On Saturday evening, three small Ukrainian naval vessels left the Ukrainian port of Odessa and headed for the Ukrainian port of Mariupol. Along the way, they had to pass through the Kerch Strait, a sliver of water that lies between the Russian-occupied Crimean Peninsula and the Russian mainland. The Ukrainian ships were well within their rights to be there — a similar group of ships went through the strait just a month ago, and a 2003 treaty guarantees the rights of both nations to use those waters. But this time, in a carefully arranged provocation, Russian ships fired on the Ukrainian ships — and then seized them, along with 23 crew members.
In a certain sense, these events are no surprise. Though many have found it convenient to forget, the war between Russia and Ukraine still rumbles on. Those who are doing the fighting have long been braced for a Russian acceleration of the conflict. The only surprise is the timing: Why now?
Maybe there is no special reason. There have been a number of clashes in the waters around Crimea recently, ever since the Russians built a bridge to the peninsula; this may simply be Russia’s periodic reminder that it will not end its illegal occupation. The attack on the Ukrainian navy would also fit well into a bigger regional project: the long-term pressure on the port of Mariupol as well as a long stretch of Ukrainian coast that could be cut off from the rest of the Black Sea by the closure of the Kerch Strait.

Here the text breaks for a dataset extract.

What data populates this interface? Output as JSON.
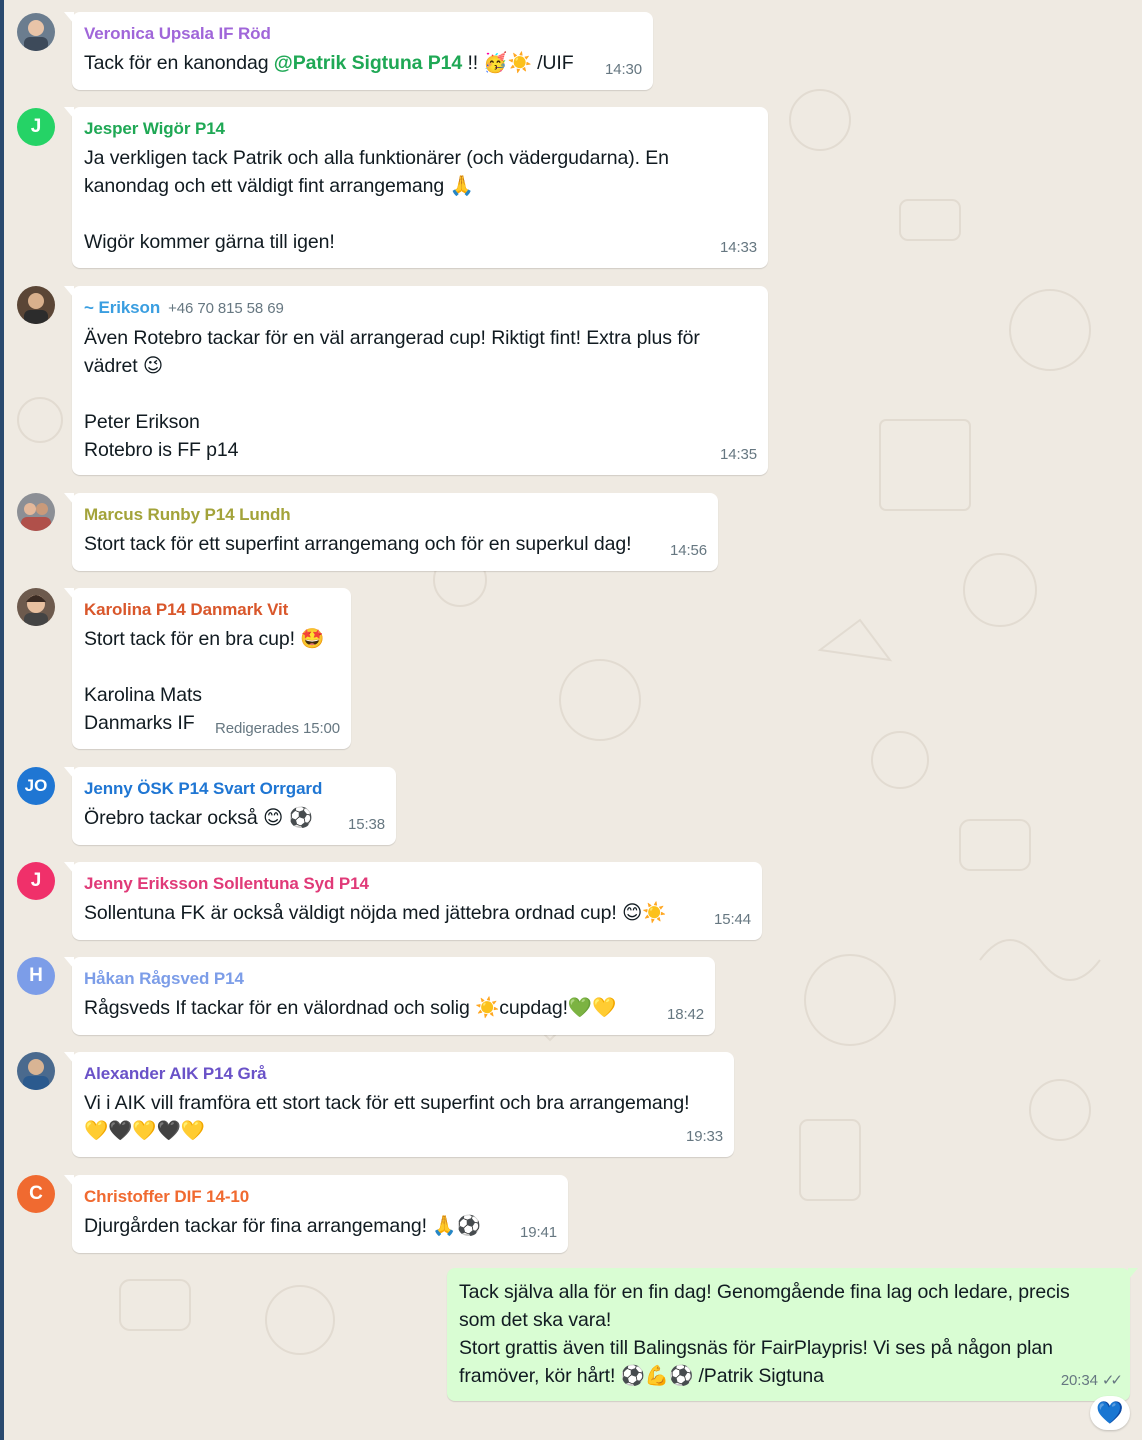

But this is also an interesting moment in Russian domestic politics. This little military escapade comes in the wake of wide protests against changes to Russian pension laws, and is accompanied by great frustration with the slow economy. As news of what was described, of course, as a Ukrainian provocation broke in Russia, the country’s most prominent opposition activist, Alexei Navalny, immediately observed that recent polls showed a drop in the popularity of Russian President Vladimir Putin. Expect to hear more on television, he wrote sarcastically, about the “aggressive Kiev military, supported by hawks from the Potomac.” [Continue reading…]